_WORK ITEM_
Return each entry exactly, omitting nothing.

Excerpts from a dataset
┌────────
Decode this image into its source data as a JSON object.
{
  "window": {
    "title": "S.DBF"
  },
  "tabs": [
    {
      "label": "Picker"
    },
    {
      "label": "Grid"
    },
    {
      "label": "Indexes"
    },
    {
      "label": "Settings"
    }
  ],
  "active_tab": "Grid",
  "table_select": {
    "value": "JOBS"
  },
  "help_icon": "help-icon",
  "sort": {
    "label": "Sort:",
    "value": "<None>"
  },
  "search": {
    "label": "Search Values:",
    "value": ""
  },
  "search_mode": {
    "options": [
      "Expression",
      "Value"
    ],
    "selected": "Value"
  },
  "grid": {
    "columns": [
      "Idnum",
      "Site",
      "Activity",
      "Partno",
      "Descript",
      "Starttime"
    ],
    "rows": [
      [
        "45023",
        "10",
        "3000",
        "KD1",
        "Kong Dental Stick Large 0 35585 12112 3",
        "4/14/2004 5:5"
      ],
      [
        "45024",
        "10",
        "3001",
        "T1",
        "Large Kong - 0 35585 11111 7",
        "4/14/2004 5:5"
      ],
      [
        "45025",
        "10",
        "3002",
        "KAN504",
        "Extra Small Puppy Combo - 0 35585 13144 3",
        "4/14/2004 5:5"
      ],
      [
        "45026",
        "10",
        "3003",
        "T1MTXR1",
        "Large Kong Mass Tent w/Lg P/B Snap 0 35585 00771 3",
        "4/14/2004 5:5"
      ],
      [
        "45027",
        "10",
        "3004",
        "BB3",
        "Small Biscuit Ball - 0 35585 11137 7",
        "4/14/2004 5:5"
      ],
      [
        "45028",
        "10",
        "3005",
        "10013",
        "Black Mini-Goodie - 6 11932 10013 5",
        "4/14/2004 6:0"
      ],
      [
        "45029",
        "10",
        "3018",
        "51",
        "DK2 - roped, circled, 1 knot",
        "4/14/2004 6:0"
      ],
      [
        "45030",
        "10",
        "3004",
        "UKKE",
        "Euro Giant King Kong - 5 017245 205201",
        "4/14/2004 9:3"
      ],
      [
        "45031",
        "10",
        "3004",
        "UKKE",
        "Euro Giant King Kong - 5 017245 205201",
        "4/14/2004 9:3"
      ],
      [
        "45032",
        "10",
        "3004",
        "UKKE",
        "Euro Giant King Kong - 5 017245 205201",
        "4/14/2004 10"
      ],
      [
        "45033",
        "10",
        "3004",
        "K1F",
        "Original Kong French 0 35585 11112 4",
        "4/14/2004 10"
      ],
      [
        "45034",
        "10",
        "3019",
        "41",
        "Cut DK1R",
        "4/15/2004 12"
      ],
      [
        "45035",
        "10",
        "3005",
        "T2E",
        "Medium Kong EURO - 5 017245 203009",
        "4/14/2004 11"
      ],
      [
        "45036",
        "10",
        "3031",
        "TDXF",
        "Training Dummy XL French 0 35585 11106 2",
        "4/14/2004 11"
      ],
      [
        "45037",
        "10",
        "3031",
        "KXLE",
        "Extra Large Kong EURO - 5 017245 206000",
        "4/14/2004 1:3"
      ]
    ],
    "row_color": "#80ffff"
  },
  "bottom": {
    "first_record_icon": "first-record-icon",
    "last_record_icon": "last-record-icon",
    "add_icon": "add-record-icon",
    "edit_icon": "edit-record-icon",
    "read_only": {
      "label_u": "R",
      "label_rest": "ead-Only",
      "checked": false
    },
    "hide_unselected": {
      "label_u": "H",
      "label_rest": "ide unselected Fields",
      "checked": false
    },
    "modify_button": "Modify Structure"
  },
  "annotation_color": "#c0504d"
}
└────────
_EXPECTED ANSWER_
Decode this image into its source data as a JSON object.
{
  "window": {
    "title": "S.DBF"
  },
  "tabs": [
    {
      "label": "Picker"
    },
    {
      "label": "Grid"
    },
    {
      "label": "Indexes"
    },
    {
      "label": "Settings"
    }
  ],
  "active_tab": "Grid",
  "table_select": {
    "value": "JOBS"
  },
  "help_icon": "help-icon",
  "sort": {
    "label": "Sort:",
    "value": "<None>"
  },
  "search": {
    "label": "Search Values:",
    "value": ""
  },
  "search_mode": {
    "options": [
      "Expression",
      "Value"
    ],
    "selected": "Value"
  },
  "grid": {
    "columns": [
      "Idnum",
      "Site",
      "Activity",
      "Partno",
      "Descript",
      "Starttime"
    ],
    "rows": [
      [
        "45023",
        "10",
        "3000",
        "KD1",
        "Kong Dental Stick Large 0 35585 12112 3",
        "4/14/2004 5:5"
      ],
      [
        "45024",
        "10",
        "3001",
        "T1",
        "Large Kong - 0 35585 11111 7",
        "4/14/2004 5:5"
      ],
      [
        "45025",
        "10",
        "3002",
        "KAN504",
        "Extra Small Puppy Combo - 0 35585 13144 3",
        "4/14/2004 5:5"
      ],
      [
        "45026",
        "10",
        "3003",
        "T1MTXR1",
        "Large Kong Mass Tent w/Lg P/B Snap 0 35585 00771 3",
        "4/14/2004 5:5"
      ],
      [
        "45027",
        "10",
        "3004",
        "BB3",
        "Small Biscuit Ball - 0 35585 11137 7",
        "4/14/2004 5:5"
      ],
      [
        "45028",
        "10",
        "3005",
        "10013",
        "Black Mini-Goodie - 6 11932 10013 5",
        "4/14/2004 6:0"
      ],
      [
        "45029",
        "10",
        "3018",
        "51",
        "DK2 - roped, circled, 1 knot",
        "4/14/2004 6:0"
      ],
      [
        "45030",
        "10",
        "3004",
        "UKKE",
        "Euro Giant King Kong - 5 017245 205201",
        "4/14/2004 9:3"
      ],
      [
        "45031",
        "10",
        "3004",
        "UKKE",
        "Euro Giant King Kong - 5 017245 205201",
        "4/14/2004 9:3"
      ],
      [
        "45032",
        "10",
        "3004",
        "UKKE",
        "Euro Giant King Kong - 5 017245 205201",
        "4/14/2004 10"
      ],
      [
        "45033",
        "10",
        "3004",
        "K1F",
        "Original Kong French 0 35585 11112 4",
        "4/14/2004 10"
      ],
      [
        "45034",
        "10",
        "3019",
        "41",
        "Cut DK1R",
        "4/15/2004 12"
      ],
      [
        "45035",
        "10",
        "3005",
        "T2E",
        "Medium Kong EURO - 5 017245 203009",
        "4/14/2004 11"
      ],
      [
        "45036",
        "10",
        "3031",
        "TDXF",
        "Training Dummy XL French 0 35585 11106 2",
        "4/14/2004 11"
      ],
      [
        "45037",
        "10",
        "3031",
        "KXLE",
        "Extra Large Kong EURO - 5 017245 206000",
        "4/14/2004 1:3"
      ]
    ],
    "row_color": "#80ffff"
  },
  "bottom": {
    "first_record_icon": "first-record-icon",
    "last_record_icon": "last-record-icon",
    "add_icon": "add-record-icon",
    "edit_icon": "edit-record-icon",
    "read_only": {
      "label_u": "R",
      "label_rest": "ead-Only",
      "checked": false
    },
    "hide_unselected": {
      "label_u": "H",
      "label_rest": "ide unselected Fields",
      "checked": false
    },
    "modify_button": "Modify Structure"
  },
  "annotation_color": "#c0504d"
}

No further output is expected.